Creating successful adverts is all about experimentation and tweaking. Let something run for a few days before you make changes as it takes some time for Facebook to complete the ‘learning phase’. Run multiple adverts but change one thing each time (audience, image, text). If you change too much, you won’t be able to tell which change works!
How are you going to measure success?
Decide what you want to achieve from your ad before you start. Make a note of your current page likes, interaction rates, website traffic etc so that you can see what impact your ad has. Have realistic expectations. You are unlikely to double your turnover with a £10 ad spend. Be prepared to build your budget gradually and to reinvest some of your profit into more advertising.
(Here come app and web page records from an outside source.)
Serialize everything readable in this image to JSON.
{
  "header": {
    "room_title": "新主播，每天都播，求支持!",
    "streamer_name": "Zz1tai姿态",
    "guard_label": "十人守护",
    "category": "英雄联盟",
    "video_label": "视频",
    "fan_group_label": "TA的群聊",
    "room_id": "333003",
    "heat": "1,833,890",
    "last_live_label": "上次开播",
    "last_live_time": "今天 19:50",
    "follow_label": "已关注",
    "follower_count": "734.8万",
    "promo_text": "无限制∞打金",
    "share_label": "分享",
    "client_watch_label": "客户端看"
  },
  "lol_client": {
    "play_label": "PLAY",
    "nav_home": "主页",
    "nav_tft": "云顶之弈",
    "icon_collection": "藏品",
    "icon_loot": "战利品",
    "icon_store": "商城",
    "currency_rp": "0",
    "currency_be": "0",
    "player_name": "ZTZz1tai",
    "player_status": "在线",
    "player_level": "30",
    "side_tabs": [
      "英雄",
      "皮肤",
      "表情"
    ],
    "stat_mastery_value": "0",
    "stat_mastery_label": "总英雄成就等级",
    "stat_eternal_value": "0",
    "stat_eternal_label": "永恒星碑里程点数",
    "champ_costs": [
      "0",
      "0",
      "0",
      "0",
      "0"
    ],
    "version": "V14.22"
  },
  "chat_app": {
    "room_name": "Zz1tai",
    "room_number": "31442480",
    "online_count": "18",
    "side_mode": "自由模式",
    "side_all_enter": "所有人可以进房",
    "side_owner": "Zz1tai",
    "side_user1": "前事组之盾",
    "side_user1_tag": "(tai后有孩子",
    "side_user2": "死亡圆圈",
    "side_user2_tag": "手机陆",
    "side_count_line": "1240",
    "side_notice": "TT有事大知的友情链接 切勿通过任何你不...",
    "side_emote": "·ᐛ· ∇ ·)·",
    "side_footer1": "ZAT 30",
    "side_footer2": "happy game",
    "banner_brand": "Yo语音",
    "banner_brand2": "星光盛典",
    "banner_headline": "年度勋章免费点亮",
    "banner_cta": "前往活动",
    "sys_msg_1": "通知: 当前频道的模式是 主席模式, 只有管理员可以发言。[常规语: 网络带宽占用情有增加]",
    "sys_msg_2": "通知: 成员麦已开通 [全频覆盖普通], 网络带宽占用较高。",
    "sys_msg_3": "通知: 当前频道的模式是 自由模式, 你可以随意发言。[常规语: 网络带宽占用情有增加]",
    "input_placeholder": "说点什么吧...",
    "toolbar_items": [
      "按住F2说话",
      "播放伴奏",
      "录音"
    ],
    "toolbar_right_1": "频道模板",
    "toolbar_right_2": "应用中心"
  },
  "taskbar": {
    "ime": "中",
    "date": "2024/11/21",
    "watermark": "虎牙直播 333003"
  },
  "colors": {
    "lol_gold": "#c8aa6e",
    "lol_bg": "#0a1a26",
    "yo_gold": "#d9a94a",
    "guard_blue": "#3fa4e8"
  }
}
Keep an eye on how much you are spending per click or per purchase. If it starts to become too expensive, turn your advert off and try something different. It may be that you are competing for a very expensive audience. Try being more specific in your targeting. Make sure you don’t have too much text in your image. This will stop people from seeing your ad. If it does contain text, click the box to request a manual review and a human will look at it and approve it.
Above all remember that like everything in business, successful Facebook ads take hard work but can be extremely effective when done right. There is no magic secret formula to the perfect advert. Have a look at the ones that pop up in your feed and see what you like/dislike about them. What are your competitors doing? Don’t be afraid to make mistakes, just keep an eye on your budget to make sure they are not expensive ones!